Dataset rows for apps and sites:
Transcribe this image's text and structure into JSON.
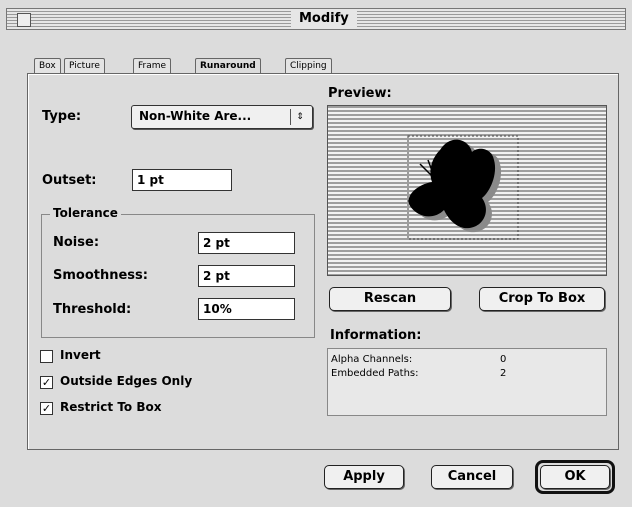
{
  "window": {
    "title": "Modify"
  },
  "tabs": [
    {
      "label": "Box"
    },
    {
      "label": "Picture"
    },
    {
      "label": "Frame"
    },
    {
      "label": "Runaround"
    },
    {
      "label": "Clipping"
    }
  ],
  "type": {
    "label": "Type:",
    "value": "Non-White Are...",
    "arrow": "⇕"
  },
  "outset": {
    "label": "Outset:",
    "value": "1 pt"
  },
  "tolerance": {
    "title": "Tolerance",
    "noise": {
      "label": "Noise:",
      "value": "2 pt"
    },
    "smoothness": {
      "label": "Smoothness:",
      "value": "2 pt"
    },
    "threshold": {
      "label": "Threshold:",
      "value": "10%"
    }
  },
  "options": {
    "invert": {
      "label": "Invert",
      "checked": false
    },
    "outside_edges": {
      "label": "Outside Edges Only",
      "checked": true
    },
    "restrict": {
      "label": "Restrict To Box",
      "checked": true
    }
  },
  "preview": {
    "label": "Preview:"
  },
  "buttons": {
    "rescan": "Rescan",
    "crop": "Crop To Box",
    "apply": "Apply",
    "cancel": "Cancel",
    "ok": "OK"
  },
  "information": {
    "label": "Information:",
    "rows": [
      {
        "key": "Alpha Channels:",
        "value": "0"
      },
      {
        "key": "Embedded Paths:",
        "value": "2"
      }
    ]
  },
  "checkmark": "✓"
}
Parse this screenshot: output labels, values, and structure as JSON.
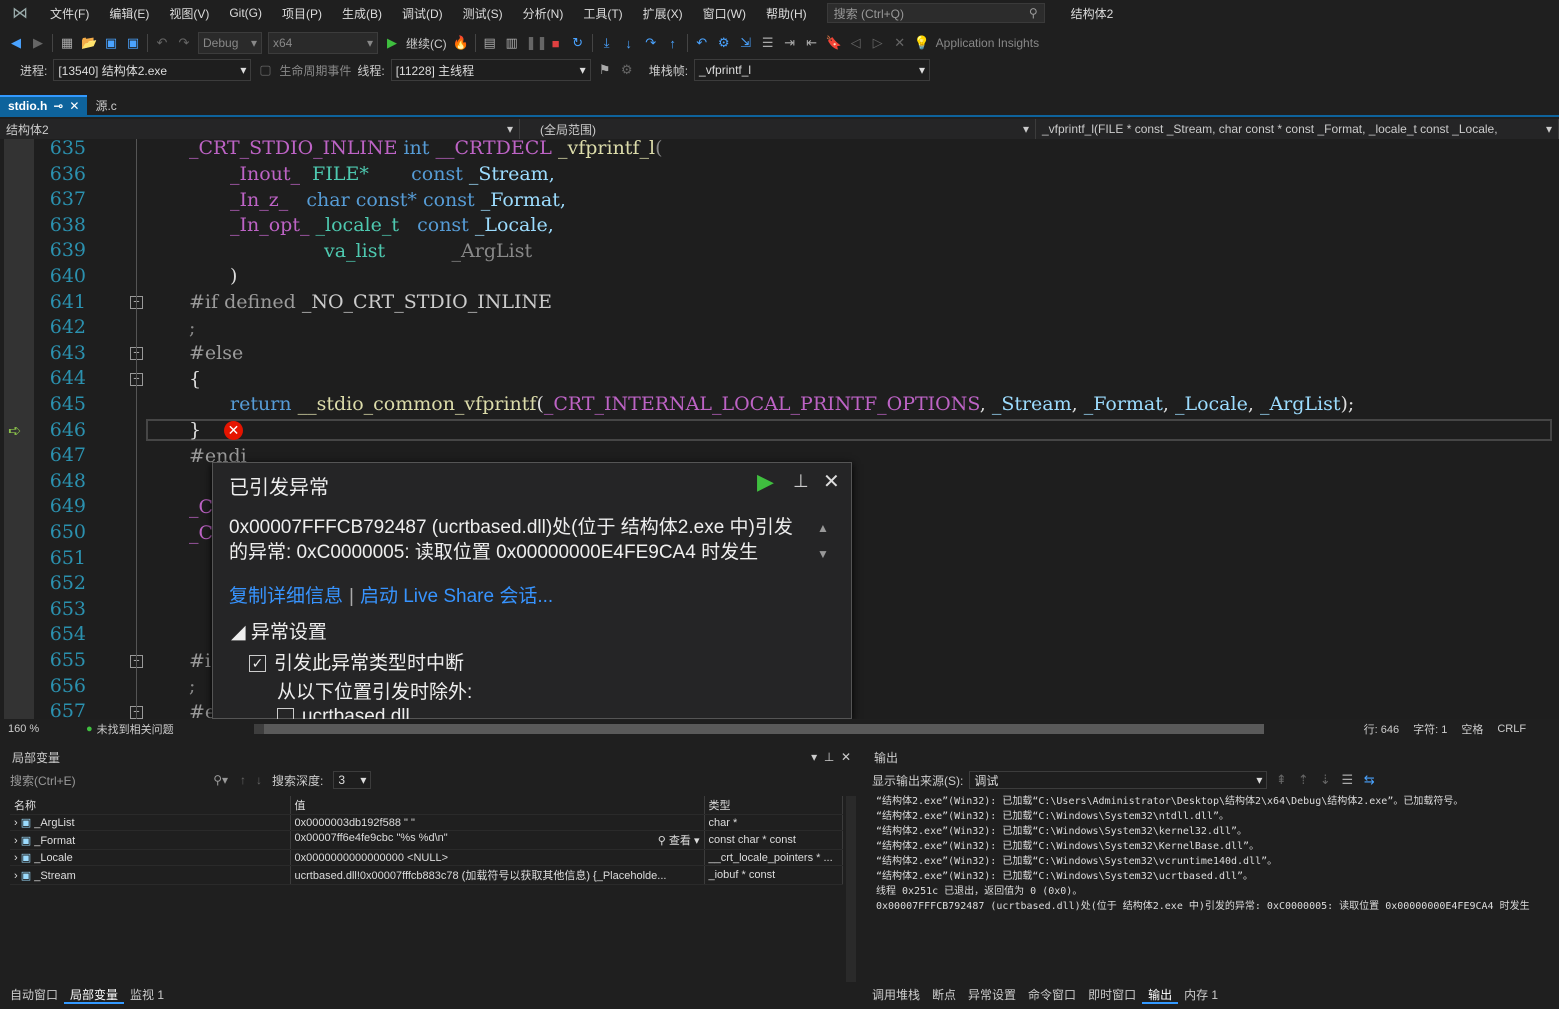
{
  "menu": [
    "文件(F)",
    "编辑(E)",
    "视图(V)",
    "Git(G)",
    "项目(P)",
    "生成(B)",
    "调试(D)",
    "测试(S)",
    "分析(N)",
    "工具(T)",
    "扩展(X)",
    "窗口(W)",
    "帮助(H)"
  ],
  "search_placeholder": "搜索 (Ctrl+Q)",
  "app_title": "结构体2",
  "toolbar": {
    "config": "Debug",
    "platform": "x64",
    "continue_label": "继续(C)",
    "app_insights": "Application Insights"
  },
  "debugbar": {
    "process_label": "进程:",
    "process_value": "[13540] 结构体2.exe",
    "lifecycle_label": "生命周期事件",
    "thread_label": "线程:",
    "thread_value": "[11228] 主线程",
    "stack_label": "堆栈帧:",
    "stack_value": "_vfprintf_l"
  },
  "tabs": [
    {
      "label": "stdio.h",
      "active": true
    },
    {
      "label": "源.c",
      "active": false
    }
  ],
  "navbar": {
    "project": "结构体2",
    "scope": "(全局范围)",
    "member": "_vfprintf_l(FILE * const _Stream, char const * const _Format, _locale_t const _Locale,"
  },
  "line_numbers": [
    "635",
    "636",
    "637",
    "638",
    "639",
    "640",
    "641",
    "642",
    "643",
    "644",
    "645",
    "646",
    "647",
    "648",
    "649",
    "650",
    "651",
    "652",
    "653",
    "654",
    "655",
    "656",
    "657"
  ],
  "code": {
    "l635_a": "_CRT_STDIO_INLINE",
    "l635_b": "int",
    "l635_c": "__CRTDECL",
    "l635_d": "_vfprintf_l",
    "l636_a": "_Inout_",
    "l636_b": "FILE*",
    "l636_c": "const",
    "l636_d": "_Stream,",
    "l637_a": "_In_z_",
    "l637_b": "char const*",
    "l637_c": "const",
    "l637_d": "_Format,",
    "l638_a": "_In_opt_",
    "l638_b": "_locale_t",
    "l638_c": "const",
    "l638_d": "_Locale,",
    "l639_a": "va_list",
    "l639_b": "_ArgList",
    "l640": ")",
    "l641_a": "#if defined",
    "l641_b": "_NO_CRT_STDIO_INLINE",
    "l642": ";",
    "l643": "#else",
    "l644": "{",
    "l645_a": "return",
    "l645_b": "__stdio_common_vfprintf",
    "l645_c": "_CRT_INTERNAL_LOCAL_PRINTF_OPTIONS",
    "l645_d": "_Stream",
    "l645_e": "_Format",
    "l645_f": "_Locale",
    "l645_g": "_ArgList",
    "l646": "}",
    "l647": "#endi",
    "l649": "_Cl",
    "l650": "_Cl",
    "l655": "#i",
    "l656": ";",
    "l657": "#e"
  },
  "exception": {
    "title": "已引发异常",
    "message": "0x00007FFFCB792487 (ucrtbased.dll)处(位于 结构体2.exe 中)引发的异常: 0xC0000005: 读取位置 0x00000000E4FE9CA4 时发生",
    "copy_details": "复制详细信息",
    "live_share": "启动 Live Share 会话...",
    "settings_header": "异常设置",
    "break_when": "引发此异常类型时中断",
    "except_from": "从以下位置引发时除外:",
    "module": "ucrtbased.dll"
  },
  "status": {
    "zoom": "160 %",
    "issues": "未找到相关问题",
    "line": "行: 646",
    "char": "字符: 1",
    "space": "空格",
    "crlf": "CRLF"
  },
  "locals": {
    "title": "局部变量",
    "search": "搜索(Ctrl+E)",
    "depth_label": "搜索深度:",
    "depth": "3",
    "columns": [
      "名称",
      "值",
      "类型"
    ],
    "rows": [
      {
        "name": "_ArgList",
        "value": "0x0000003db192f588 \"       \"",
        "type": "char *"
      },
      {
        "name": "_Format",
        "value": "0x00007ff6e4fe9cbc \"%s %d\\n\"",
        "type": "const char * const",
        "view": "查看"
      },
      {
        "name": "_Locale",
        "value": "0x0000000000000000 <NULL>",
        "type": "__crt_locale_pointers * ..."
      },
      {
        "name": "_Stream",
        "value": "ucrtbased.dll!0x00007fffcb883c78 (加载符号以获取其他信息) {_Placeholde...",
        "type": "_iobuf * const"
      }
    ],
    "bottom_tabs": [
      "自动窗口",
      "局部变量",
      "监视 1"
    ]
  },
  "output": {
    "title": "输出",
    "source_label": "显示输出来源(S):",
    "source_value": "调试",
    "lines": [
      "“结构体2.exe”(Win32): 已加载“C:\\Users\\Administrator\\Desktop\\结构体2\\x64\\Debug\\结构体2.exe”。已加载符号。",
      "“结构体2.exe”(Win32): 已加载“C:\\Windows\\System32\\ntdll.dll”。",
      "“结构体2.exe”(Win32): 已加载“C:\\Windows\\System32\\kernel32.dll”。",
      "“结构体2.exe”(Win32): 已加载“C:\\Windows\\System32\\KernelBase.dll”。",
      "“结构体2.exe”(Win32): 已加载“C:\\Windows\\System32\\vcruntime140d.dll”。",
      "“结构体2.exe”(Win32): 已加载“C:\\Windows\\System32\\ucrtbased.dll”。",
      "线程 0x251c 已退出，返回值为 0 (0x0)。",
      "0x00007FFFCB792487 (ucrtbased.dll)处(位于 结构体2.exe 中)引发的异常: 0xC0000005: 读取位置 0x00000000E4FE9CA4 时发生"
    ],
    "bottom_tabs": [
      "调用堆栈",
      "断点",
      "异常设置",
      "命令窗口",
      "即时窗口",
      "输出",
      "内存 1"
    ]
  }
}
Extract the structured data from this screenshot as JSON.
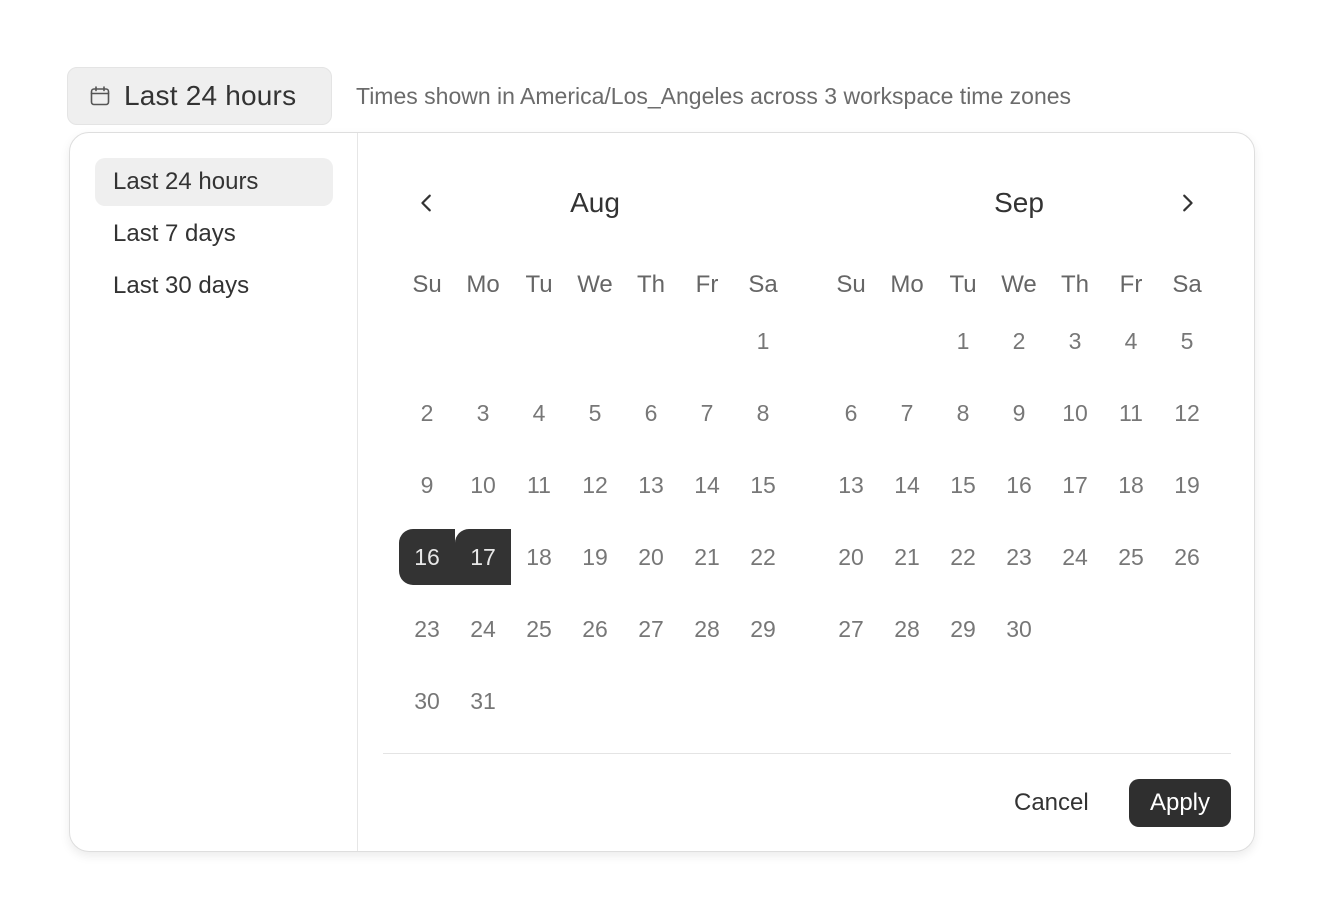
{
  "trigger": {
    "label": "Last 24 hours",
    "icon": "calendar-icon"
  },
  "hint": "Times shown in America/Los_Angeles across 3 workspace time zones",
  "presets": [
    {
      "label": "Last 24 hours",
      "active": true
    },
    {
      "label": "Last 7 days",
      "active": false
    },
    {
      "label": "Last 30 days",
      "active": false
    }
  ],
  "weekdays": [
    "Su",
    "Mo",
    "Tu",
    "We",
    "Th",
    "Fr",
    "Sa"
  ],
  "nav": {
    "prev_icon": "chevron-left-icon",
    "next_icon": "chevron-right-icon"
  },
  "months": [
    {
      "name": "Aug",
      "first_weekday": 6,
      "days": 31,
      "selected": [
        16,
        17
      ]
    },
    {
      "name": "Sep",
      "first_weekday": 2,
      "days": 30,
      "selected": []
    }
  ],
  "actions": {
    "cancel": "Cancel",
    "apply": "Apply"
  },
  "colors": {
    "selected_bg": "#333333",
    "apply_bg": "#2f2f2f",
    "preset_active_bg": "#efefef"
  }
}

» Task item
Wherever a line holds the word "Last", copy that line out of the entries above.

» Task response
    "label": "Last 24 hours",
      "label": "Last 24 hours",
      "label": "Last 7 days",
      "label": "Last 30 days",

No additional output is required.